- _Task instructions_
Within the records below, find each line that holds the string "Одесса", then copy it.

- _Records shown_
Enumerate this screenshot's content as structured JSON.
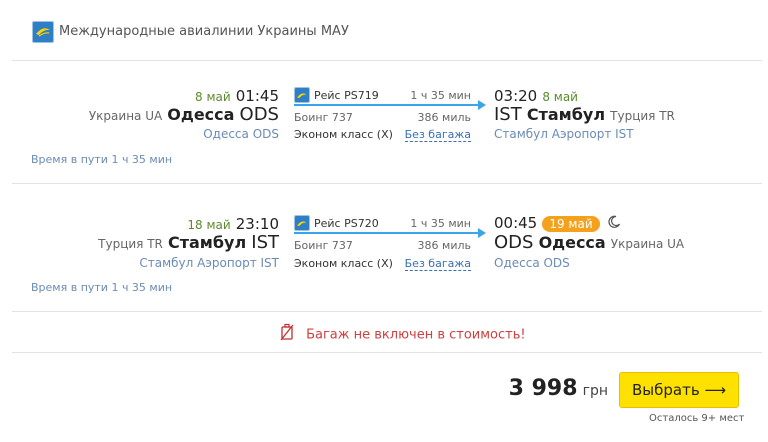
{
  "airline": {
    "name": "Международные авиалинии Украины МАУ",
    "logo_icon": "mau-airline-logo-icon"
  },
  "flights": [
    {
      "dep_date": "8 май",
      "dep_time": "01:45",
      "dep_country": "Украина UA",
      "dep_city": "Одесса",
      "dep_code": "ODS",
      "dep_airport": "Одесса ODS",
      "flight_label": "Рейс PS719",
      "duration": "1 ч 35 мин",
      "aircraft": "Боинг 737",
      "distance": "386 миль",
      "cabin": "Эконом класс (X)",
      "baggage": "Без багажа",
      "arr_time": "03:20",
      "arr_date": "8 май",
      "arr_code": "IST",
      "arr_city": "Стамбул",
      "arr_country": "Турция TR",
      "arr_airport": "Стамбул Аэропорт IST",
      "travel_time": "Время в пути 1 ч 35 мин"
    },
    {
      "dep_date": "18 май",
      "dep_time": "23:10",
      "dep_country": "Турция TR",
      "dep_city": "Стамбул",
      "dep_code": "IST",
      "dep_airport": "Стамбул Аэропорт IST",
      "flight_label": "Рейс PS720",
      "duration": "1 ч 35 мин",
      "aircraft": "Боинг 737",
      "distance": "386 миль",
      "cabin": "Эконом класс (X)",
      "baggage": "Без багажа",
      "arr_time": "00:45",
      "arr_date": "19 май",
      "arr_code": "ODS",
      "arr_city": "Одесса",
      "arr_country": "Украина UA",
      "arr_airport": "Одесса ODS",
      "travel_time": "Время в пути 1 ч 35 мин"
    }
  ],
  "baggage_notice": "Багаж не включен в стоимость!",
  "price": {
    "amount": "3 998",
    "currency": "грн"
  },
  "select_button": "Выбрать ⟶",
  "seats_left": "Осталось 9+ мест",
  "colors": {
    "accent_yellow": "#ffe100",
    "arrow_blue": "#39a5e8",
    "date_green": "#5b8a2e",
    "next_day_orange": "#f4a21d",
    "warning_red": "#d04040"
  }
}
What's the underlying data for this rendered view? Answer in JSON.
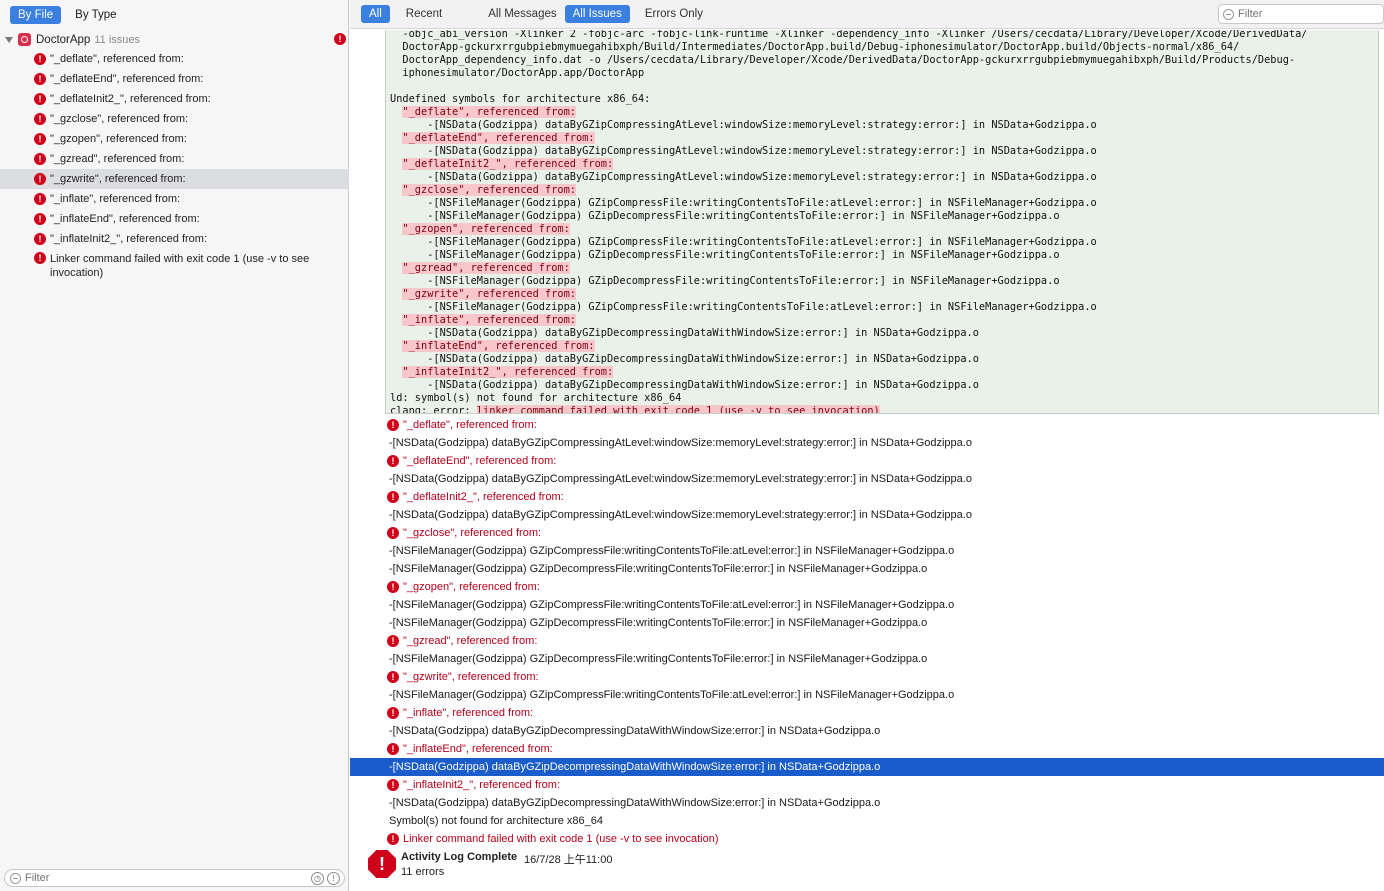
{
  "navigator": {
    "tabs": [
      {
        "label": "By File",
        "active": true
      },
      {
        "label": "By Type",
        "active": false
      }
    ],
    "project": {
      "name": "DoctorApp",
      "count": "11 issues"
    },
    "issues": [
      "\"_deflate\", referenced from:",
      "\"_deflateEnd\", referenced from:",
      "\"_deflateInit2_\", referenced from:",
      "\"_gzclose\", referenced from:",
      "\"_gzopen\", referenced from:",
      "\"_gzread\", referenced from:",
      "\"_gzwrite\", referenced from:",
      "\"_inflate\", referenced from:",
      "\"_inflateEnd\", referenced from:",
      "\"_inflateInit2_\", referenced from:",
      "Linker command failed with exit code 1 (use -v to see invocation)"
    ],
    "selected_index": 6,
    "filter_placeholder": "Filter"
  },
  "toolbar": {
    "tabs": [
      "All",
      "Recent",
      "All Messages",
      "All Issues",
      "Errors Only"
    ],
    "active_tabs": [
      "All",
      "All Issues"
    ],
    "filter_placeholder": "Filter"
  },
  "transcript": {
    "lines": [
      {
        "text": "  -objc_abi_version -Xlinker 2 -fobjc-arc -fobjc-link-runtime -Xlinker -dependency_info -Xlinker /Users/cecdata/Library/Developer/Xcode/DerivedData/"
      },
      {
        "text": "  DoctorApp-gckurxrrgubpiebmymuegahibxph/Build/Intermediates/DoctorApp.build/Debug-iphonesimulator/DoctorApp.build/Objects-normal/x86_64/"
      },
      {
        "text": "  DoctorApp_dependency_info.dat -o /Users/cecdata/Library/Developer/Xcode/DerivedData/DoctorApp-gckurxrrgubpiebmymuegahibxph/Build/Products/Debug-"
      },
      {
        "text": "  iphonesimulator/DoctorApp.app/DoctorApp"
      },
      {
        "text": ""
      },
      {
        "text": "Undefined symbols for architecture x86_64:"
      },
      {
        "pre": "  ",
        "hl": "\"_deflate\", referenced from:"
      },
      {
        "text": "      -[NSData(Godzippa) dataByGZipCompressingAtLevel:windowSize:memoryLevel:strategy:error:] in NSData+Godzippa.o"
      },
      {
        "pre": "  ",
        "hl": "\"_deflateEnd\", referenced from:"
      },
      {
        "text": "      -[NSData(Godzippa) dataByGZipCompressingAtLevel:windowSize:memoryLevel:strategy:error:] in NSData+Godzippa.o"
      },
      {
        "pre": "  ",
        "hl": "\"_deflateInit2_\", referenced from:"
      },
      {
        "text": "      -[NSData(Godzippa) dataByGZipCompressingAtLevel:windowSize:memoryLevel:strategy:error:] in NSData+Godzippa.o"
      },
      {
        "pre": "  ",
        "hl": "\"_gzclose\", referenced from:"
      },
      {
        "text": "      -[NSFileManager(Godzippa) GZipCompressFile:writingContentsToFile:atLevel:error:] in NSFileManager+Godzippa.o"
      },
      {
        "text": "      -[NSFileManager(Godzippa) GZipDecompressFile:writingContentsToFile:error:] in NSFileManager+Godzippa.o"
      },
      {
        "pre": "  ",
        "hl": "\"_gzopen\", referenced from:"
      },
      {
        "text": "      -[NSFileManager(Godzippa) GZipCompressFile:writingContentsToFile:atLevel:error:] in NSFileManager+Godzippa.o"
      },
      {
        "text": "      -[NSFileManager(Godzippa) GZipDecompressFile:writingContentsToFile:error:] in NSFileManager+Godzippa.o"
      },
      {
        "pre": "  ",
        "hl": "\"_gzread\", referenced from:"
      },
      {
        "text": "      -[NSFileManager(Godzippa) GZipDecompressFile:writingContentsToFile:error:] in NSFileManager+Godzippa.o"
      },
      {
        "pre": "  ",
        "hl": "\"_gzwrite\", referenced from:"
      },
      {
        "text": "      -[NSFileManager(Godzippa) GZipCompressFile:writingContentsToFile:atLevel:error:] in NSFileManager+Godzippa.o"
      },
      {
        "pre": "  ",
        "hl": "\"_inflate\", referenced from:"
      },
      {
        "text": "      -[NSData(Godzippa) dataByGZipDecompressingDataWithWindowSize:error:] in NSData+Godzippa.o"
      },
      {
        "pre": "  ",
        "hl": "\"_inflateEnd\", referenced from:"
      },
      {
        "text": "      -[NSData(Godzippa) dataByGZipDecompressingDataWithWindowSize:error:] in NSData+Godzippa.o"
      },
      {
        "pre": "  ",
        "hl": "\"_inflateInit2_\", referenced from:"
      },
      {
        "text": "      -[NSData(Godzippa) dataByGZipDecompressingDataWithWindowSize:error:] in NSData+Godzippa.o"
      },
      {
        "text": "ld: symbol(s) not found for architecture x86_64"
      },
      {
        "pre": "clang: error: ",
        "hl": "linker command failed with exit code 1 (use -v to see invocation)"
      }
    ]
  },
  "messages": [
    {
      "kind": "error",
      "text": "\"_deflate\", referenced from:"
    },
    {
      "kind": "sub",
      "text": "-[NSData(Godzippa) dataByGZipCompressingAtLevel:windowSize:memoryLevel:strategy:error:] in NSData+Godzippa.o"
    },
    {
      "kind": "error",
      "text": "\"_deflateEnd\", referenced from:"
    },
    {
      "kind": "sub",
      "text": "-[NSData(Godzippa) dataByGZipCompressingAtLevel:windowSize:memoryLevel:strategy:error:] in NSData+Godzippa.o"
    },
    {
      "kind": "error",
      "text": "\"_deflateInit2_\", referenced from:"
    },
    {
      "kind": "sub",
      "text": "-[NSData(Godzippa) dataByGZipCompressingAtLevel:windowSize:memoryLevel:strategy:error:] in NSData+Godzippa.o"
    },
    {
      "kind": "error",
      "text": "\"_gzclose\", referenced from:"
    },
    {
      "kind": "sub",
      "text": "-[NSFileManager(Godzippa) GZipCompressFile:writingContentsToFile:atLevel:error:] in NSFileManager+Godzippa.o"
    },
    {
      "kind": "sub",
      "text": "-[NSFileManager(Godzippa) GZipDecompressFile:writingContentsToFile:error:] in NSFileManager+Godzippa.o"
    },
    {
      "kind": "error",
      "text": "\"_gzopen\", referenced from:"
    },
    {
      "kind": "sub",
      "text": "-[NSFileManager(Godzippa) GZipCompressFile:writingContentsToFile:atLevel:error:] in NSFileManager+Godzippa.o"
    },
    {
      "kind": "sub",
      "text": "-[NSFileManager(Godzippa) GZipDecompressFile:writingContentsToFile:error:] in NSFileManager+Godzippa.o"
    },
    {
      "kind": "error",
      "text": "\"_gzread\", referenced from:"
    },
    {
      "kind": "sub",
      "text": "-[NSFileManager(Godzippa) GZipDecompressFile:writingContentsToFile:error:] in NSFileManager+Godzippa.o"
    },
    {
      "kind": "error",
      "text": "\"_gzwrite\", referenced from:"
    },
    {
      "kind": "sub",
      "text": "-[NSFileManager(Godzippa) GZipCompressFile:writingContentsToFile:atLevel:error:] in NSFileManager+Godzippa.o"
    },
    {
      "kind": "error",
      "text": "\"_inflate\", referenced from:"
    },
    {
      "kind": "sub",
      "text": "-[NSData(Godzippa) dataByGZipDecompressingDataWithWindowSize:error:] in NSData+Godzippa.o"
    },
    {
      "kind": "error",
      "text": "\"_inflateEnd\", referenced from:"
    },
    {
      "kind": "sub",
      "text": "-[NSData(Godzippa) dataByGZipDecompressingDataWithWindowSize:error:] in NSData+Godzippa.o",
      "selected": true
    },
    {
      "kind": "error",
      "text": "\"_inflateInit2_\", referenced from:"
    },
    {
      "kind": "sub",
      "text": "-[NSData(Godzippa) dataByGZipDecompressingDataWithWindowSize:error:] in NSData+Godzippa.o"
    },
    {
      "kind": "plain",
      "text": "Symbol(s) not found for architecture x86_64"
    },
    {
      "kind": "error",
      "text": "Linker command failed with exit code 1 (use -v to see invocation)"
    }
  ],
  "summary": {
    "title": "Activity Log Complete",
    "time": "16/7/28 上午11:00",
    "count": "11 errors"
  },
  "colors": {
    "accent": "#3b7fe0",
    "error": "#d0021b",
    "selection": "#1a5cc9"
  },
  "icons": {
    "error": "error-icon",
    "project": "project-icon",
    "filter": "filter-icon"
  }
}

- _Written solution_
      "dep_city": "Одесса",
      "dep_airport": "Одесса ODS",
      "arr_city": "Одесса",
      "arr_airport": "Одесса ODS",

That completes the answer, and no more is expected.